Glasgow Caledonian University (GCU) will receive a share of almost one million euros ($1.2 million) to help Sri Lanka address workforce shortages in renewable energy skills and meet its ambitious clean energy targets.
Researchers at the University have been tasked with helping the South Asian country upskill so it can deliver 80% of its energy from renewables.
The project aims to achieve this by building skills in the designing, commissioning and maintaining of renewable energy projects, with a specific focus on solar and wind.
The three-year project has been funded by Erasmus+ and is worth £900,000 ($1.2 million), with £124,000 ($163,000) allocated by GCU.

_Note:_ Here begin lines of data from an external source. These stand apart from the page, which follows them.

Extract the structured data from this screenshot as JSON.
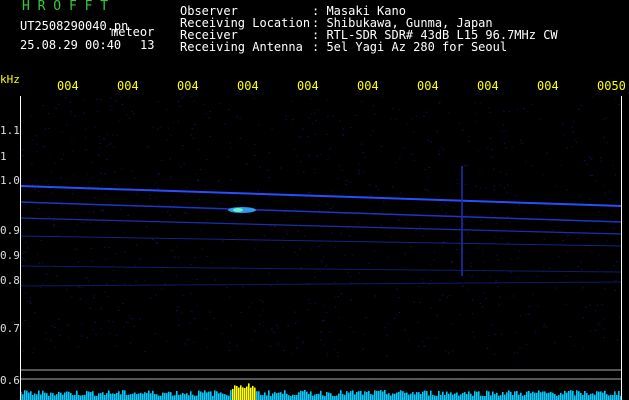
{
  "brand": "H R O F F T",
  "file": {
    "name": "UT2508290040.pn",
    "type": "meteor",
    "datetime": "25.08.29 00:40",
    "count": "13"
  },
  "info": [
    {
      "label": "Observer",
      "value": ": Masaki Kano"
    },
    {
      "label": "Receiving Location",
      "value": ": Shibukawa, Gunma, Japan"
    },
    {
      "label": "Receiver",
      "value": ": RTL-SDR SDR# 43dB L15 96.7MHz CW"
    },
    {
      "label": "Receiving Antenna",
      "value": ": 5el Yagi Az 280 for Seoul"
    }
  ],
  "axis": {
    "freq_unit": "kHz",
    "time_ticks": [
      "004",
      "004",
      "004",
      "004",
      "004",
      "004",
      "004",
      "004",
      "004",
      "0050"
    ],
    "freq_ticks": [
      "1.1",
      "1",
      "1.0",
      "0.9",
      "0.9",
      "0.8",
      "0.7",
      "0.6"
    ]
  },
  "colors": {
    "brand": "#33cc33",
    "text": "#ffffff",
    "tick": "#ffff00",
    "axis_label": "#dddddd",
    "trace": "#2244ff",
    "trace_bright": "#66aaff",
    "background_noise": "#000044",
    "meter_cyan": "#00ccff",
    "meter_yellow": "#ffff00"
  }
}
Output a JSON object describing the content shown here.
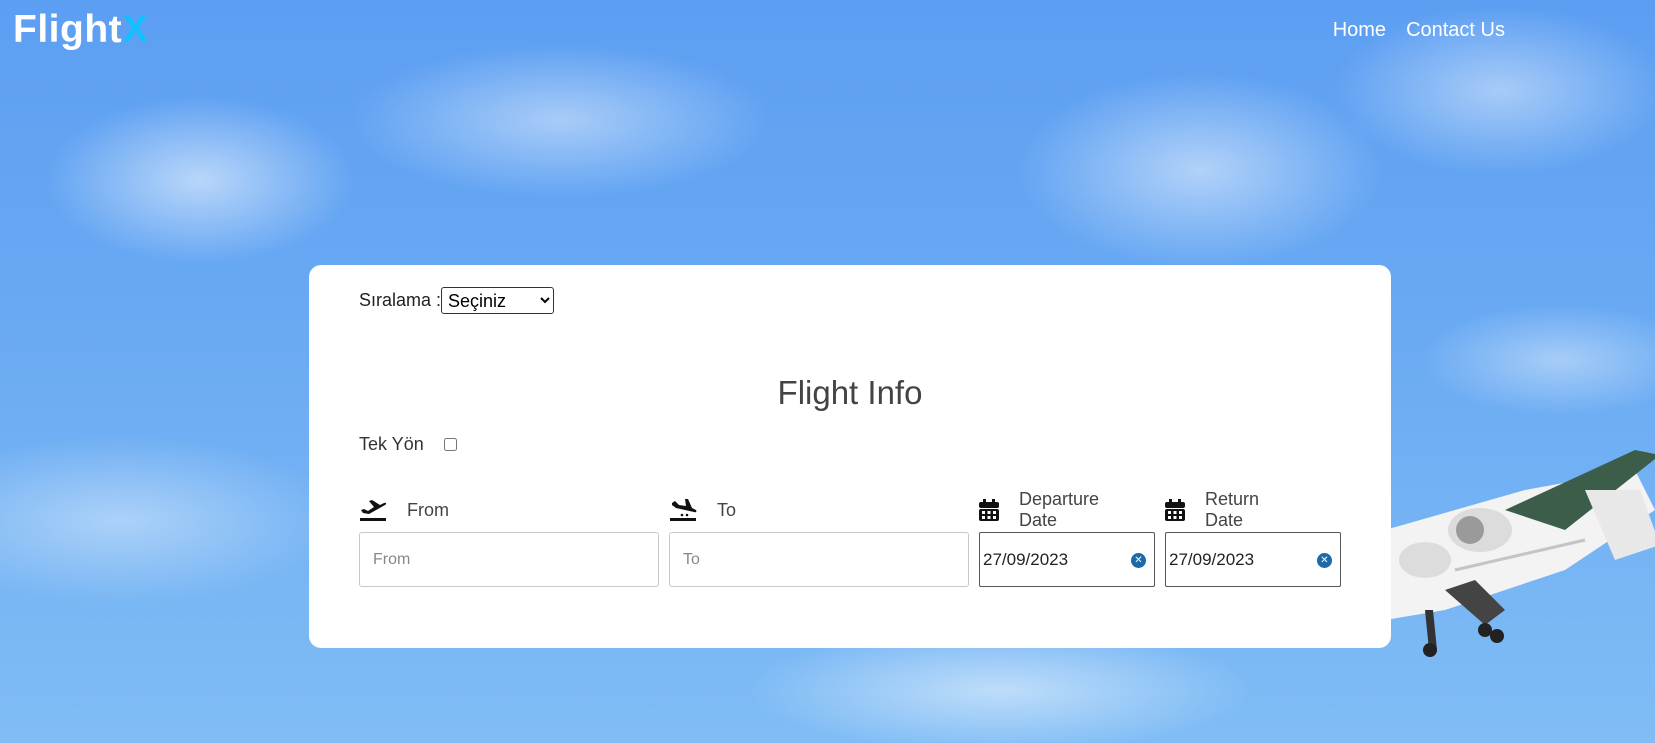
{
  "header": {
    "logo_main": "Flight",
    "logo_accent": "X",
    "nav": [
      {
        "label": "Home"
      },
      {
        "label": "Contact Us"
      }
    ]
  },
  "form": {
    "sort_label": "Sıralama :",
    "sort_selected": "Seçiniz",
    "title": "Flight Info",
    "oneway_label": "Tek Yön",
    "oneway_checked": false,
    "from": {
      "label": "From",
      "placeholder": "From",
      "icon": "plane-departure-icon"
    },
    "to": {
      "label": "To",
      "placeholder": "To",
      "icon": "plane-arrival-icon"
    },
    "departure": {
      "label": "Departure Date",
      "value": "27/09/2023",
      "icon": "calendar-icon"
    },
    "return": {
      "label": "Return Date",
      "value": "27/09/2023",
      "icon": "calendar-icon"
    }
  },
  "colors": {
    "accent": "#14bfff",
    "clear_button": "#1e6aa8",
    "sky": "#6aaaf3"
  }
}
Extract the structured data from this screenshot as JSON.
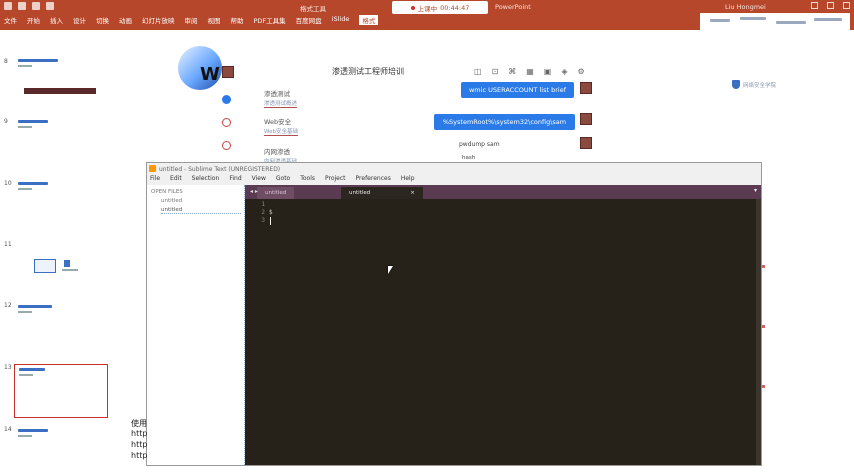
{
  "ribbon": {
    "tabs": [
      "文件",
      "开始",
      "插入",
      "设计",
      "切换",
      "动画",
      "幻灯片放映",
      "审阅",
      "视图",
      "帮助",
      "PDF工具集",
      "百度网盘",
      "iSlide",
      "格式"
    ],
    "active_tab": "格式",
    "doc_title": "格式工具",
    "timer_label": "上课中",
    "timer_value": "00:44:47",
    "ppt_name": "PowerPoint",
    "user": "Liu Hongmei"
  },
  "thumbs": [
    {
      "num": "8"
    },
    {
      "num": "9"
    },
    {
      "num": "10"
    },
    {
      "num": "11"
    },
    {
      "num": "12"
    },
    {
      "num": "13"
    },
    {
      "num": "14"
    }
  ],
  "slide": {
    "logo_letter": "W",
    "header_text": "渗透测试工程师培训",
    "nav": [
      {
        "label": "渗透测试",
        "sub": "渗透测试概述"
      },
      {
        "label": "Web安全",
        "sub": "Web安全基础"
      },
      {
        "label": "内网渗透",
        "sub": "内网渗透基础"
      }
    ],
    "shield_text": "网络安全学院",
    "pills": [
      {
        "text": "wmic USERACCOUNT list brief"
      },
      {
        "text": "%SystemRoot%\\system32\\config\\sam"
      }
    ],
    "line1": "pwdump sam",
    "line2": "hash"
  },
  "sublime": {
    "title": "untitled - Sublime Text (UNREGISTERED)",
    "menu": [
      "File",
      "Edit",
      "Selection",
      "Find",
      "View",
      "Goto",
      "Tools",
      "Project",
      "Preferences",
      "Help"
    ],
    "sidebar_header": "OPEN FILES",
    "sidebar_files": [
      "untitled",
      "untitled"
    ],
    "tabs": [
      {
        "label": "untitled"
      },
      {
        "label": "untitled"
      }
    ],
    "line_numbers": [
      "1",
      "2",
      "3"
    ],
    "code_lines": [
      "",
      "$",
      ""
    ]
  },
  "bottom_lines": [
    "使用",
    "http",
    "http",
    "http"
  ]
}
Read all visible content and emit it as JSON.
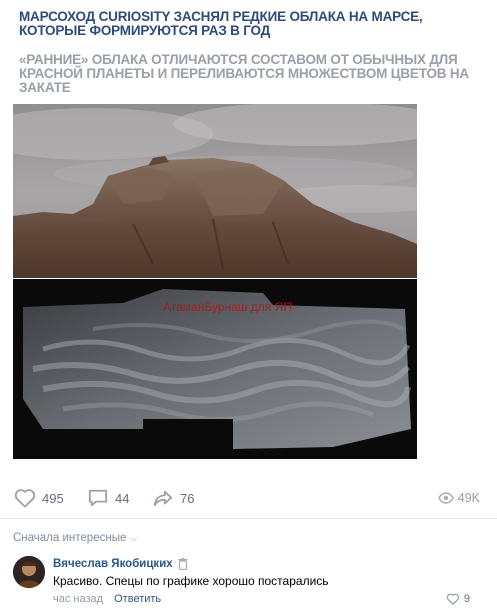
{
  "post": {
    "headline": "МАРСОХОД CURIOSITY ЗАСНЯЛ РЕДКИЕ ОБЛАКА НА МАРСЕ, КОТОРЫЕ ФОРМИРУЮТСЯ РАЗ В ГОД",
    "subheadline": "«РАННИЕ» ОБЛАКА ОТЛИЧАЮТСЯ СОСТАВОМ ОТ ОБЫЧНЫХ ДЛЯ КРАСНОЙ ПЛАНЕТЫ И ПЕРЕЛИВАЮТСЯ МНОЖЕСТВОМ ЦВЕТОВ НА ЗАКАТЕ",
    "watermark": "АтаманБурнаш для ЯП"
  },
  "actions": {
    "likes": "495",
    "comments": "44",
    "shares": "76",
    "views": "49K"
  },
  "comments_section": {
    "sort_label": "Сначала интересные",
    "items": [
      {
        "author": "Вячеслав Якобицких",
        "text": "Красиво. Спецы по графике хорошо постарались",
        "time": "час назад",
        "reply_label": "Ответить",
        "likes": "9"
      }
    ]
  },
  "colors": {
    "headline": "#2f4c78",
    "subheadline": "#9aa0a8",
    "link": "#2a5885",
    "meta": "#939cab"
  },
  "icons": [
    "heart-icon",
    "comment-icon",
    "share-icon",
    "eye-icon",
    "trash-icon",
    "chevron-down-icon"
  ]
}
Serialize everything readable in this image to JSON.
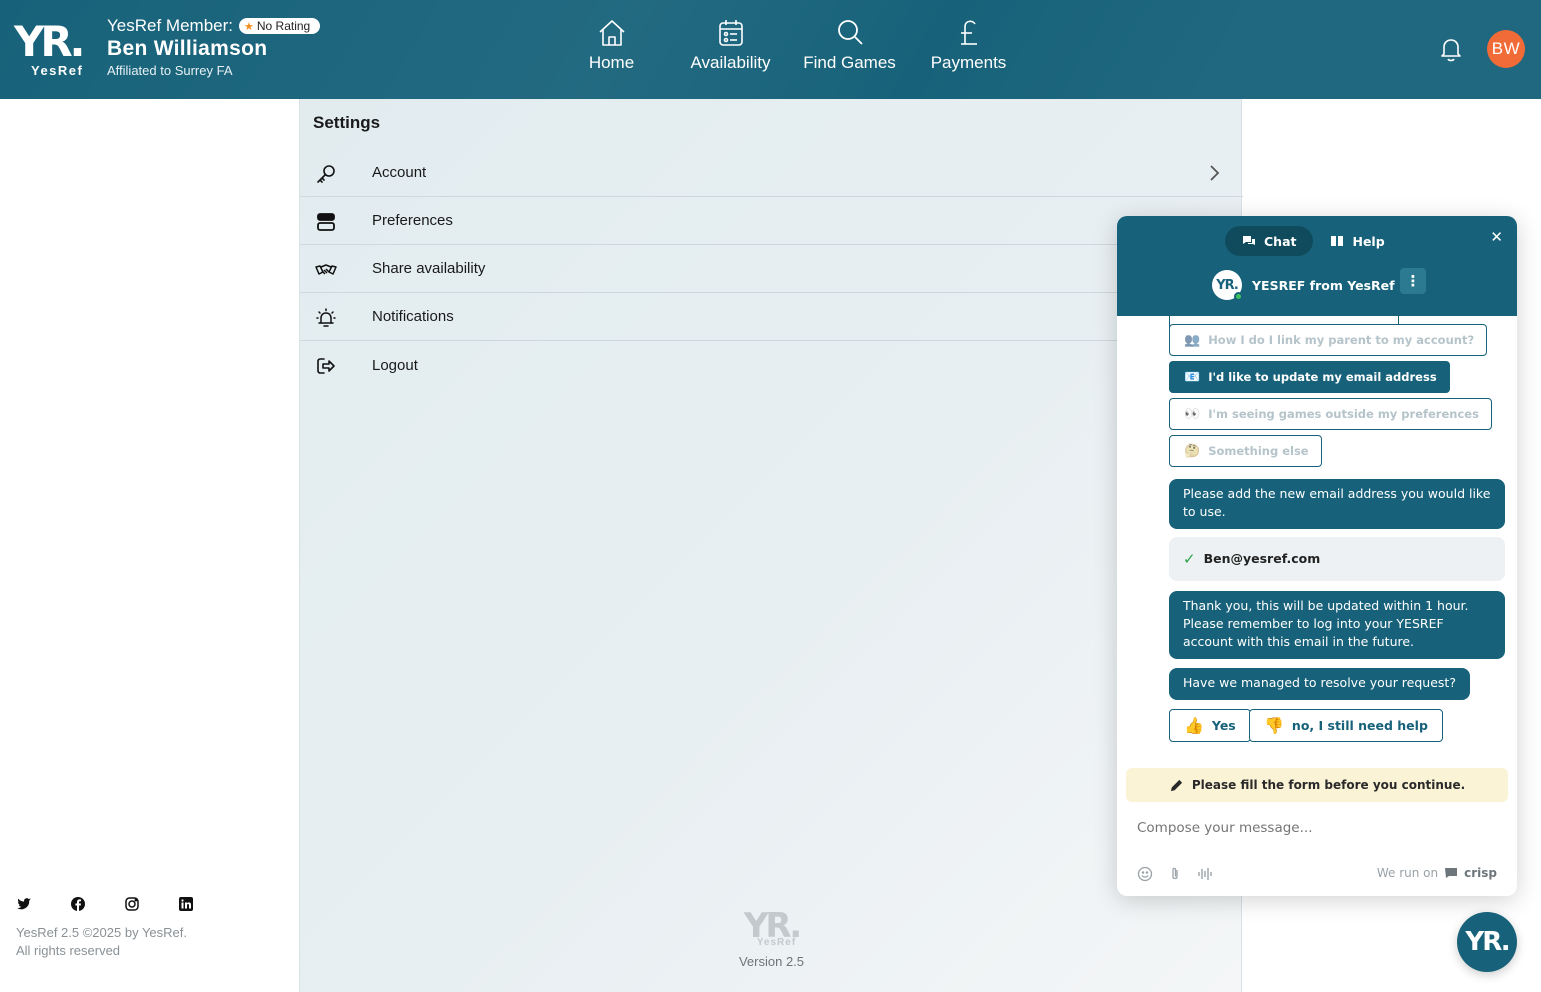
{
  "header": {
    "logo_mark": "YR.",
    "logo_sub": "YesRef",
    "member_label": "YesRef Member:",
    "rating_badge": "No Rating",
    "user_name": "Ben Williamson",
    "affiliation": "Affiliated to Surrey FA",
    "avatar_initials": "BW",
    "nav": [
      {
        "label": "Home",
        "icon": "home-icon"
      },
      {
        "label": "Availability",
        "icon": "calendar-icon"
      },
      {
        "label": "Find Games",
        "icon": "search-icon"
      },
      {
        "label": "Payments",
        "icon": "pound-icon"
      }
    ]
  },
  "settings": {
    "title": "Settings",
    "items": [
      {
        "label": "Account",
        "icon": "key-icon"
      },
      {
        "label": "Preferences",
        "icon": "toggle-icon"
      },
      {
        "label": "Share availability",
        "icon": "handshake-icon"
      },
      {
        "label": "Notifications",
        "icon": "alarm-bell-icon"
      },
      {
        "label": "Logout",
        "icon": "logout-icon"
      }
    ],
    "footer_logo": "YR.",
    "footer_logo_sub": "YesRef",
    "version": "Version 2.5"
  },
  "sidebar_footer": {
    "social": [
      "twitter-icon",
      "facebook-icon",
      "instagram-icon",
      "linkedin-icon"
    ],
    "copyright_line1": "YesRef 2.5 ©2025 by YesRef.",
    "copyright_line2": "All rights reserved"
  },
  "chat": {
    "tab_chat": "Chat",
    "tab_help": "Help",
    "agent_name": "YESREF from YesRef",
    "agent_avatar": "YR.",
    "options": [
      {
        "emoji": "👥",
        "label": "How I do I link my parent to my account?",
        "selected": false
      },
      {
        "emoji": "📧",
        "label": "I'd like to update my email address",
        "selected": true
      },
      {
        "emoji": "👀",
        "label": "I'm seeing games outside my preferences",
        "selected": false
      },
      {
        "emoji": "🤔",
        "label": "Something else",
        "selected": false
      }
    ],
    "msg_add_email": "Please add the new email address you would like to use.",
    "user_email": "Ben@yesref.com",
    "msg_thanks": "Thank you, this will be updated within 1 hour. Please remember to log into your YESREF account with this email in the future.",
    "msg_resolved": "Have we managed to resolve your request?",
    "resp_yes": "Yes",
    "resp_yes_emoji": "👍",
    "resp_no": "no, I still need help",
    "resp_no_emoji": "👎",
    "form_warning": "Please fill the form before you continue.",
    "compose_placeholder": "Compose your message...",
    "powered_by": "We run on",
    "powered_brand": "crisp",
    "launcher_logo": "YR."
  },
  "colors": {
    "brand": "#17627a",
    "avatar": "#f0652f",
    "badge_star": "#f28c1c",
    "warning_bg": "#fbf3d6"
  }
}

In collaboration with a host of partners from a range of countries, GCU’s researchers will now establish five training hubs across Sri Lanka for technicians (for installation and commissioning), engineers (for design and maintenance) and project managers (for developing and operating the projects).
The pitch for the research project was led by Professor Mohamed Emad Farrag, from GCU’s School of Computing, Engineering and Built Environment. He is joined on the project by Dr Ahmed Aboushady, Dr Muditha Kulatunga and Dr Azmy Gowaid.
Professor Farrag said: “Sri Lanka has a vast resource of renewables that is not used due to the lack of a trained workforce. We have the expertise here at GCU to train others, so they can make their own countries better and healthy places within the world community. Projects such as this are what GCU’s research strategy is all about, tying in with the UN Sustainable Development Goals.”